Playing a musical instrument, texting your partner when you get off work, or eating oatmeal for breakfast. Daily habits drive a significant portion of our day, as they show where our priorities lie. If you’re considering making mindfulness meditation one of your daily habits, then you might already be aware that to truly reap its benefits, a daily(ish) practice of sitting meditation cannot be overstated.
Below are suggestions I received from my teachers which have worked for me in maintaining a daily practice. Grounding all of them is the concept of building meditation INTO one’s day, versus trying to fit it in when it is convenient. When we try to squeeze meditation into our days, other things squeeze it out. And just as we don’t brush our teeth only when they begin to ache, we shouldn’t wait for pain and suffering to tell us when to meditate. As you read, consider how these suggestions (in no particular order) might inform and support your own practice, and ultimately your life.

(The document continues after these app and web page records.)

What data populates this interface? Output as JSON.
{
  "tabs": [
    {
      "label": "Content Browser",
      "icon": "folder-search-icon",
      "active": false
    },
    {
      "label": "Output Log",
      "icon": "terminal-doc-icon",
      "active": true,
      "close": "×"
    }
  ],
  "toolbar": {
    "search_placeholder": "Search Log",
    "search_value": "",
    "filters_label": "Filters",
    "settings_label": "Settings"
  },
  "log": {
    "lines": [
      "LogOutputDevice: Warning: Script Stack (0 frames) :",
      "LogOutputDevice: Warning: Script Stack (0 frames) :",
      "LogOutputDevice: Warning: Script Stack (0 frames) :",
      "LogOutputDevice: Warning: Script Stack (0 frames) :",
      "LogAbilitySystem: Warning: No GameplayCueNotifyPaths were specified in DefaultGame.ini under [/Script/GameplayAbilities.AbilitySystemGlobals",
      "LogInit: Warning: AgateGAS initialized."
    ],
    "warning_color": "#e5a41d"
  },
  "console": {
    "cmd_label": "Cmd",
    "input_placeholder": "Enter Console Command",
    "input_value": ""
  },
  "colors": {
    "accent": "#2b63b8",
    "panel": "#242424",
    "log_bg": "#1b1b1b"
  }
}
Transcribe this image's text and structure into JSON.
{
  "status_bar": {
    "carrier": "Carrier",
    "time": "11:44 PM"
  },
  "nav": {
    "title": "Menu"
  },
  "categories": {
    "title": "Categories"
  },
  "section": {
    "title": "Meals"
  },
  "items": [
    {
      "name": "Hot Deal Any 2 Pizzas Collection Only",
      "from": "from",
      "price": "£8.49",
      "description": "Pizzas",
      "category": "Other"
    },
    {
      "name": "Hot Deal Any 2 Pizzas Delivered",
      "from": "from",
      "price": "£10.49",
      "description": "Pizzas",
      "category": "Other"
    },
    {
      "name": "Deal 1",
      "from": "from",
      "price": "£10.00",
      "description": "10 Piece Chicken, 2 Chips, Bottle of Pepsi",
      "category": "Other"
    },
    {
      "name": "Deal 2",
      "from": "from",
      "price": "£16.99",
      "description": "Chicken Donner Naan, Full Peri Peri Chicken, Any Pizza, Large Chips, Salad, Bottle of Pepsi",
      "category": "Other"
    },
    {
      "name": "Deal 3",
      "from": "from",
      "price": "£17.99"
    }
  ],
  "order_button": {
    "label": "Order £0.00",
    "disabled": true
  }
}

Find a time of day that works for you and stick to it. First thing in the morning works well for many, before the speediness of the day takes over. Evenings before bed can also work well, but really, no one time is inherently better than another. Jerry Seinfeld claims that he meditated everyday during his lunch break while making his hit ‘90s sitcom: “Those 20 minutes in the middle of the day saved me.” So, whether you’re entertaining millions or
just searching for a little peace, being consistent with a time of day builds momentum and strengthens your practice. At the least, try your best to choose a time of day that you are likely to not be interrupted, and a time you are not too sleepy.
When you are starting out, choose a manageable length of time to meditate. 10-20 minutes is reasonable for most, while I know some that literally begin with 1 minute a day. Whichever you choose, it can be helpful to decide prior to meditating how long you’d like to sit and stick to that number. After 10 days – or whatever feels comfortable for you – begin increasing the time by increments of 5-10 minutes. This limits the chance to negotiate the length of time relative to the rest of your schedule. The fewer decisions you have to make prior to meditating, the fewer chances you have to convince yourself NOT to meditate.
As best you can, try to meditate in the same place every day. Very soon you will associate that area as your meditation space and it may create a calming resonance for you when you see it. Just as our bedrooms should only be for sleep (and making love), your allotted space becomes synonymous with slowing down and self-care through mindfulness. Also, as you are able it’s helpful to find a spot that doesn’t have a lot “traffic” or distractions. For example, try to avoid meditating in the living room in front of the television.
It’s likely not difficult to initially state our reason for meditating when we first begin. Still, consistently reminding ourselves of our intention can serve as oxygen to the embers of our practice lest our inspiration to meditate cools. I have found it very beneficial to take 1-2 minutes at the beginning and end of each meditation session to remind myself why I am practicing. Whether this is done daily or weekly, it can serve to give our practice meaningful purpose and energy.
My first meditation teacher would often say that practice and study go hand-in-hand as though they were two wheels on a bicycle. By simultaneously learning how mindfulness can improve our well-being, along with learning personal accounts of those further along this path, we gain a more complete knowledge and understanding of our own meditation practice. It creates a sturdier foundation of practice, and strengthens our trust in it. There are great number of books on mindfulness out there; Wherever You Go, There You Are, is a personal favorite!
6. JUST DO IT!
Drop the figuring out; drop the planning and negotiating and examining. Just sit! One of my favorite teachers is eccentric, Soto Zen Priest, Brad Warner. He has a good video on this topic of daily practice where his main instruction is pretty much “Just do it!” (Thanks, Nike)
Meditation is difficult, but it’s even more difficult to do it alone. Thankfully, accessibility to meditation teachers and communities are more common than ever. Sitting with a group once a week can be a great way to help maintain one’s practice. The experience of sitting with others is also inspiring, as it reminds us that we are not alone on this journey. If you are hard-pressed to find a meditation group near you, online groups are also an option. Regularly meditating with others via Google Hangout when I lived overseas was particularly enriching for me.
8. PERSONAL TEACHER
Finding the right teacher can be invaluable. Not only are we given proper guidance along this path of self-discovery, but we have someone to hold us accountable. A teacher can be a cheerleader and an insightful mentor. They also provide a crucial learning tool: a “feedback loop.” The student shares their experience and is given timely feedback on how best to adjust their practice accordingly.
With all the “to-do’s” that a consistent mindfulness practice can seem to pile one, it’s helpful to remember that this is a practice…so it’s okay to make mistakes! Experiment with different approaches to learn what works best for you. And if you miss a day, a week, a month, or even years, as soon as you remember, start again! Oh, missed another day? That’s okay! Just start again. Contemplate what conditions your practice needs most, and start again.